**Exercise**
Keep the text of the data exactly as it is and omit each picture from the copy.

**Exercise materials**
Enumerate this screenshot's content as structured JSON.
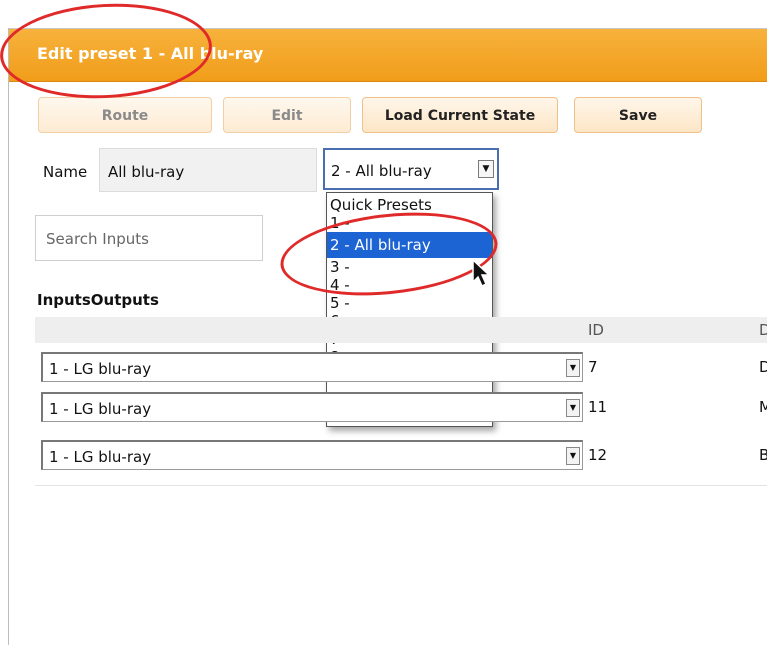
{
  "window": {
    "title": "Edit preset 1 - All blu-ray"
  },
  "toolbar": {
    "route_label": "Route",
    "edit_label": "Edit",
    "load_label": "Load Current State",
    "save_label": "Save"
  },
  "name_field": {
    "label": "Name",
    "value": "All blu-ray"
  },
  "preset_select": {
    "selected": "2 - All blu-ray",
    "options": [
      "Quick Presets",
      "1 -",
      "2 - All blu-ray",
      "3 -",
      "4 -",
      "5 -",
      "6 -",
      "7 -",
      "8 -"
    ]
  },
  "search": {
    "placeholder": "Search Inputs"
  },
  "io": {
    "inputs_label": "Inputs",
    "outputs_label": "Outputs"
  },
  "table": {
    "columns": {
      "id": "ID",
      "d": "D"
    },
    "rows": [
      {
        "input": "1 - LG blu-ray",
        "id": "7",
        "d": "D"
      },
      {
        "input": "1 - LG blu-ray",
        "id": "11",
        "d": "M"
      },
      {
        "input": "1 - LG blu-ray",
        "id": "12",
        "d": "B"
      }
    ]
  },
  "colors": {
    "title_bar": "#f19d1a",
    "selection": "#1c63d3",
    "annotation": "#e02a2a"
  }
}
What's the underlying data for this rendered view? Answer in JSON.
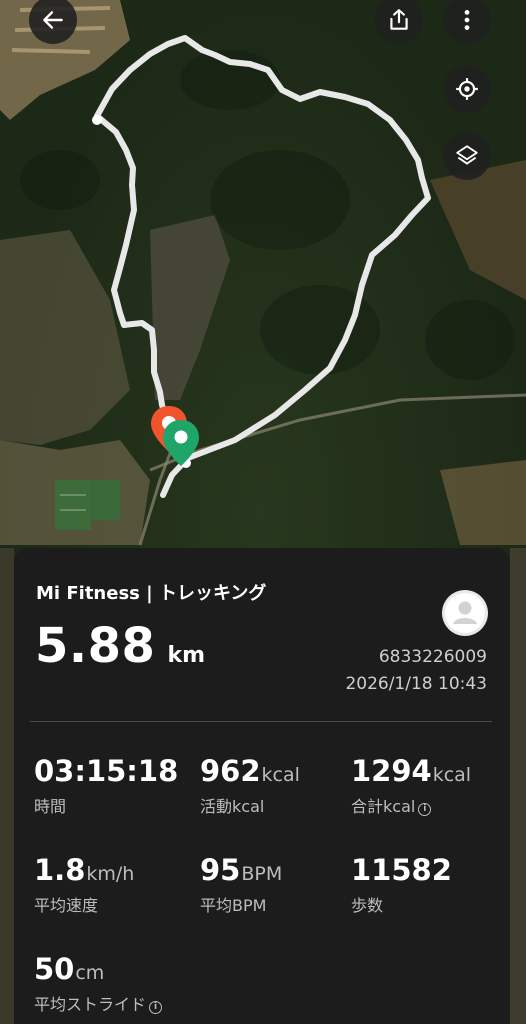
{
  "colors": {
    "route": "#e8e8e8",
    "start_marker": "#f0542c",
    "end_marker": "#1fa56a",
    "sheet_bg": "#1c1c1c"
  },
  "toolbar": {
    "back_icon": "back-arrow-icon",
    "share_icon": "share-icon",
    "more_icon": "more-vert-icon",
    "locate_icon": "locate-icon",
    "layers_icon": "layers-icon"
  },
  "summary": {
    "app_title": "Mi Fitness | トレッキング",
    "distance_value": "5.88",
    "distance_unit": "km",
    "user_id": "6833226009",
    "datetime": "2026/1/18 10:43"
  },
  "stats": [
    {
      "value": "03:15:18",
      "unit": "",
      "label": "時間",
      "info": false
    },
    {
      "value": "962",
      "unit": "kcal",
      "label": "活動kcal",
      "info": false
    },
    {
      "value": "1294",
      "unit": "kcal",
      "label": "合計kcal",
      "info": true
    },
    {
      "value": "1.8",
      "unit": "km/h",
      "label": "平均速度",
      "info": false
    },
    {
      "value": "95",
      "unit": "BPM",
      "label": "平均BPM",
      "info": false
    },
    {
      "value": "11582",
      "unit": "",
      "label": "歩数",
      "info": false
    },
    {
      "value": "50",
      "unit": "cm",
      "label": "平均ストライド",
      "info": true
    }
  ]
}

**Task output**
Enumerate this screenshot's content as structured JSON.
{
  "window": {
    "title": "Edit preset 1 - All blu-ray"
  },
  "toolbar": {
    "route_label": "Route",
    "edit_label": "Edit",
    "load_label": "Load Current State",
    "save_label": "Save"
  },
  "name_field": {
    "label": "Name",
    "value": "All blu-ray"
  },
  "preset_select": {
    "selected": "2 - All blu-ray",
    "options": [
      "Quick Presets",
      "1 -",
      "2 - All blu-ray",
      "3 -",
      "4 -",
      "5 -",
      "6 -",
      "7 -",
      "8 -"
    ]
  },
  "search": {
    "placeholder": "Search Inputs"
  },
  "io": {
    "inputs_label": "Inputs",
    "outputs_label": "Outputs"
  },
  "table": {
    "columns": {
      "id": "ID",
      "d": "D"
    },
    "rows": [
      {
        "input": "1 - LG blu-ray",
        "id": "7",
        "d": "D"
      },
      {
        "input": "1 - LG blu-ray",
        "id": "11",
        "d": "M"
      },
      {
        "input": "1 - LG blu-ray",
        "id": "12",
        "d": "B"
      }
    ]
  },
  "colors": {
    "title_bar": "#f19d1a",
    "selection": "#1c63d3",
    "annotation": "#e02a2a"
  }
}
What's the underlying data for this rendered view? Answer in JSON.
{
  "colors": {
    "route": "#e8e8e8",
    "start_marker": "#f0542c",
    "end_marker": "#1fa56a",
    "sheet_bg": "#1c1c1c"
  },
  "toolbar": {
    "back_icon": "back-arrow-icon",
    "share_icon": "share-icon",
    "more_icon": "more-vert-icon",
    "locate_icon": "locate-icon",
    "layers_icon": "layers-icon"
  },
  "summary": {
    "app_title": "Mi Fitness | トレッキング",
    "distance_value": "5.88",
    "distance_unit": "km",
    "user_id": "6833226009",
    "datetime": "2026/1/18 10:43"
  },
  "stats": [
    {
      "value": "03:15:18",
      "unit": "",
      "label": "時間",
      "info": false
    },
    {
      "value": "962",
      "unit": "kcal",
      "label": "活動kcal",
      "info": false
    },
    {
      "value": "1294",
      "unit": "kcal",
      "label": "合計kcal",
      "info": true
    },
    {
      "value": "1.8",
      "unit": "km/h",
      "label": "平均速度",
      "info": false
    },
    {
      "value": "95",
      "unit": "BPM",
      "label": "平均BPM",
      "info": false
    },
    {
      "value": "11582",
      "unit": "",
      "label": "歩数",
      "info": false
    },
    {
      "value": "50",
      "unit": "cm",
      "label": "平均ストライド",
      "info": true
    }
  ]
}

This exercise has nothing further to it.